While wages for many may finally be edging higher, health costs are growing a whole lot faster.
As 2019 open enrollment season begins, most workers who have employer health plans will see moderate increases in premiums and deductibles, but it may not feel like they're getting much of a bargain.
"Deductibles went up again this year, … and what we've seen with worker contributions is in line with the trend we've seen the past couple of years," said Matthew Rae, co-senior researcher at the Kaiser Family Foundation.
The average deductible for a worker in an employer health plan this year is $1,573, up 4.5 percent from $1,505 in 2017, according to the Kaiser Family Foundation employer health benefits survey. Benefits analysts say they expect increases to be modest again for 2019.

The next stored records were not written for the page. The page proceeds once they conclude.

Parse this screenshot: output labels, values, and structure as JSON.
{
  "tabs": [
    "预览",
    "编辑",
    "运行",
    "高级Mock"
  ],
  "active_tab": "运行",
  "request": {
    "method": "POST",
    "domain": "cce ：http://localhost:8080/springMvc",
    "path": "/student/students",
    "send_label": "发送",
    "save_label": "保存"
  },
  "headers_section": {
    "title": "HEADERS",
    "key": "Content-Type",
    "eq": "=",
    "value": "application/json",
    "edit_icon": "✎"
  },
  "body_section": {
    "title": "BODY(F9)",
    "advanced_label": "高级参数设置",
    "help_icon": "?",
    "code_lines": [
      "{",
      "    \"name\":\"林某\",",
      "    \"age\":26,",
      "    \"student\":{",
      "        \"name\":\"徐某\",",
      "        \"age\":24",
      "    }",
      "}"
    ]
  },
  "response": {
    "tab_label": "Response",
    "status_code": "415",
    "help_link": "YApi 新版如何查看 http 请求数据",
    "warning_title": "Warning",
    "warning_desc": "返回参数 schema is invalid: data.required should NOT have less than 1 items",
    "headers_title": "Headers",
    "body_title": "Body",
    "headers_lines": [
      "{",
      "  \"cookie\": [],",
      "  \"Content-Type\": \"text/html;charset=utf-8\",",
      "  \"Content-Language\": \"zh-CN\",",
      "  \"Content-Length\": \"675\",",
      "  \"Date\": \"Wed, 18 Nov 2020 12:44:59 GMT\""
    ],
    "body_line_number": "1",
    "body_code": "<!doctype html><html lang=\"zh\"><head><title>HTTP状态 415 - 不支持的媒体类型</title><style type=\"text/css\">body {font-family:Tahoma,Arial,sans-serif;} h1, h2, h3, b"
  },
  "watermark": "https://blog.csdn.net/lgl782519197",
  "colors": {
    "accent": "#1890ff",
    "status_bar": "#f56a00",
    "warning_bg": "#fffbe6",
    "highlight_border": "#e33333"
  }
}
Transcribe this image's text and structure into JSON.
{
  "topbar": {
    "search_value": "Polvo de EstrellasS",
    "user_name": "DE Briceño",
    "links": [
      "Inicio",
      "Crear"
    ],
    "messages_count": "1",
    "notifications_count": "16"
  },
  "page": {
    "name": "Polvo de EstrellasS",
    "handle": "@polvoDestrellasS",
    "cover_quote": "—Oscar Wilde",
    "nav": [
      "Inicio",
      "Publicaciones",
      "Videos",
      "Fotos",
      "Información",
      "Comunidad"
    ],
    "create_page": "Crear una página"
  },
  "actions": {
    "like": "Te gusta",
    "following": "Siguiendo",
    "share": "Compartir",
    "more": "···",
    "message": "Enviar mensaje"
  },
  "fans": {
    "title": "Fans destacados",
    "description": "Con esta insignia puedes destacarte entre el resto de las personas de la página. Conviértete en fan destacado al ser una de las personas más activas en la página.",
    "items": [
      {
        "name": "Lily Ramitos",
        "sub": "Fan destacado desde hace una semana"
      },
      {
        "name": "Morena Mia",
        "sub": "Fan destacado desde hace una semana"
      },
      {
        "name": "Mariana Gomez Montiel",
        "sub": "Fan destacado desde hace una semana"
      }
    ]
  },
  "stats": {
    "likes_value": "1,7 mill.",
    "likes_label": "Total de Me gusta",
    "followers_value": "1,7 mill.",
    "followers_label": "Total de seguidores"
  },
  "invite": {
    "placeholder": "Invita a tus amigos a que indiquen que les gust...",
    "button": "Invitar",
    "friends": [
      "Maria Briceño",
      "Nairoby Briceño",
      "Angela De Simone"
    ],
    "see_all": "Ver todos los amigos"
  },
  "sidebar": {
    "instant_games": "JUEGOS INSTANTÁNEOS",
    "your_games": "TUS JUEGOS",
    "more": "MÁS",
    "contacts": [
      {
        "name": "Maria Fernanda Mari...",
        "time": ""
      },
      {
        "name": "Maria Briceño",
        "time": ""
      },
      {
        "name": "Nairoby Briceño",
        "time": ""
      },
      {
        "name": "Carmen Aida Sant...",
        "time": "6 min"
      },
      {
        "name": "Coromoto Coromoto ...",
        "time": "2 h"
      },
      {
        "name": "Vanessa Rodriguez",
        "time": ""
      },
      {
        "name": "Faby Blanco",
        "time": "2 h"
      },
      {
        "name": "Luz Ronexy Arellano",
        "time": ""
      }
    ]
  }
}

But the longer-term trend tells a bigger story of why even small increases make workers feel like they're losing the battle on out-of-pocket health costs. While deductibles have more than doubled from 2008 to 2018, wages have only risen 26 percent over that period.

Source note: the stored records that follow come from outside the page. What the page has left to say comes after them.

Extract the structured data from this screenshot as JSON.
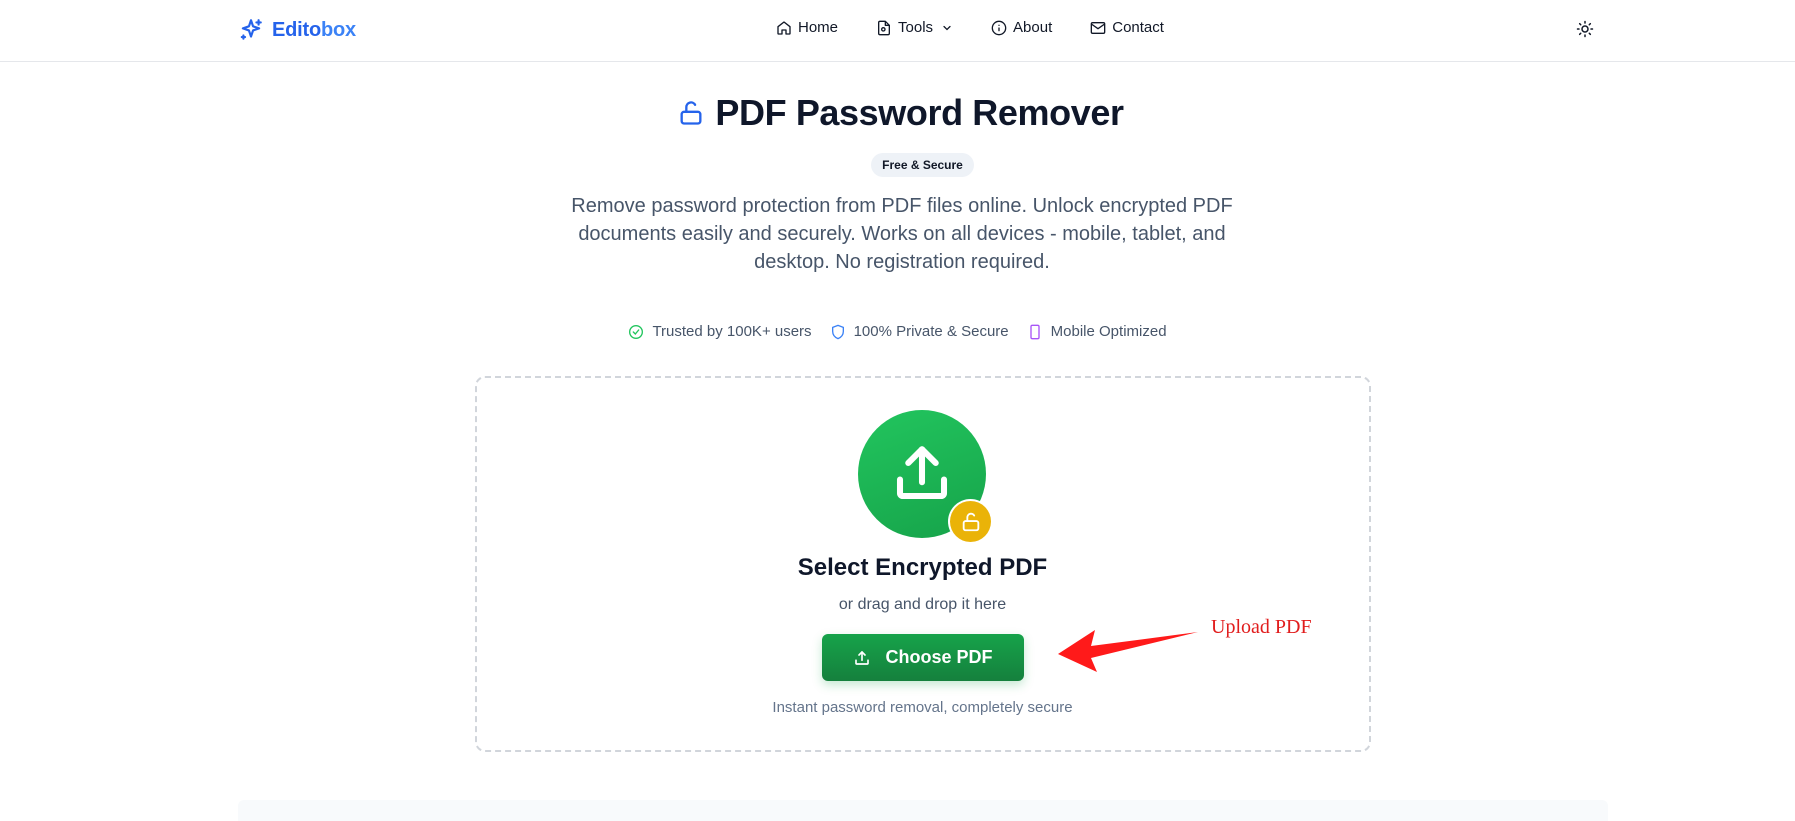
{
  "brand": {
    "name_part1": "Edito",
    "name_part2": "box",
    "color": "#2563eb"
  },
  "nav": {
    "home": "Home",
    "tools": "Tools",
    "about": "About",
    "contact": "Contact"
  },
  "theme_toggle_icon": "sun-icon",
  "hero": {
    "title": "PDF Password Remover",
    "badge": "Free & Secure",
    "description": "Remove password protection from PDF files online. Unlock encrypted PDF documents easily and securely. Works on all devices - mobile, tablet, and desktop. No registration required."
  },
  "trust": [
    {
      "label": "Trusted by 100K+ users",
      "icon": "check-circle-icon",
      "color": "#22c55e"
    },
    {
      "label": "100% Private & Secure",
      "icon": "shield-icon",
      "color": "#3b82f6"
    },
    {
      "label": "Mobile Optimized",
      "icon": "smartphone-icon",
      "color": "#a855f7"
    }
  ],
  "upload": {
    "title": "Select Encrypted PDF",
    "subtitle": "or drag and drop it here",
    "button": "Choose PDF",
    "hint": "Instant password removal, completely secure",
    "accent": "#16a34a",
    "lock_color": "#eab308"
  },
  "annotation": {
    "text": "Upload PDF",
    "color": "#e11d1d"
  }
}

"Employers are very conscious of that … [and] seem to realize that they're at the end of their limits of cost-shifting in the realm of deductibles," so they're making other changes, said Kim Buckey, vice president of client services at health benefits firm DirectPath.